Data in this exercise:

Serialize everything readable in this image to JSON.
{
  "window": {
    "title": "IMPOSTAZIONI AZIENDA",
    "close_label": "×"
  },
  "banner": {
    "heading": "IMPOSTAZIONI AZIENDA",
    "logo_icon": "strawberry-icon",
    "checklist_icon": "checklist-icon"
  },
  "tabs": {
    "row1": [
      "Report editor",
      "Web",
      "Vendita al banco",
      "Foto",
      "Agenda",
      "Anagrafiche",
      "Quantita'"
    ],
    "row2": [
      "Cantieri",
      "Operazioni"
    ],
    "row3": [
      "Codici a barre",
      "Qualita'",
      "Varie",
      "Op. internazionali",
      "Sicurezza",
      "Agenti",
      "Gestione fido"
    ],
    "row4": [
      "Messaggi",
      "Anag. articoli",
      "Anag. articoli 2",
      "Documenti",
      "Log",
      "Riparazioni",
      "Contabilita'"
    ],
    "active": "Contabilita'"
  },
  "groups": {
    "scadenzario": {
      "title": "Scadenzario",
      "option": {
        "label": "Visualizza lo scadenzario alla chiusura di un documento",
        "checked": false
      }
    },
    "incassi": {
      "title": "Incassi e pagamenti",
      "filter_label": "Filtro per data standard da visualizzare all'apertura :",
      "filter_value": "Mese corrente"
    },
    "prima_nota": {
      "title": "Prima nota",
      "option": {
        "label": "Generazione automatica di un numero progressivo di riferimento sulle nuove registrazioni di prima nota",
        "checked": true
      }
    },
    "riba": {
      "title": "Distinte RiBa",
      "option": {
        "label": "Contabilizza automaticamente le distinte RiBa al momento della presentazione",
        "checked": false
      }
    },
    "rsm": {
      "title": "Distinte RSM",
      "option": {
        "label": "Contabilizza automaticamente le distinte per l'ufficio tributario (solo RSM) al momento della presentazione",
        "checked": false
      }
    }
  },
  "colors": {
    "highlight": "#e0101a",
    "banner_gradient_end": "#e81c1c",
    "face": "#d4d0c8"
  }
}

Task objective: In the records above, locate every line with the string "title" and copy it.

Final answer:
    "title": "IMPOSTAZIONI AZIENDA",
      "title": "Scadenzario",
      "title": "Incassi e pagamenti",
      "title": "Prima nota",
      "title": "Distinte RiBa",
      "title": "Distinte RSM",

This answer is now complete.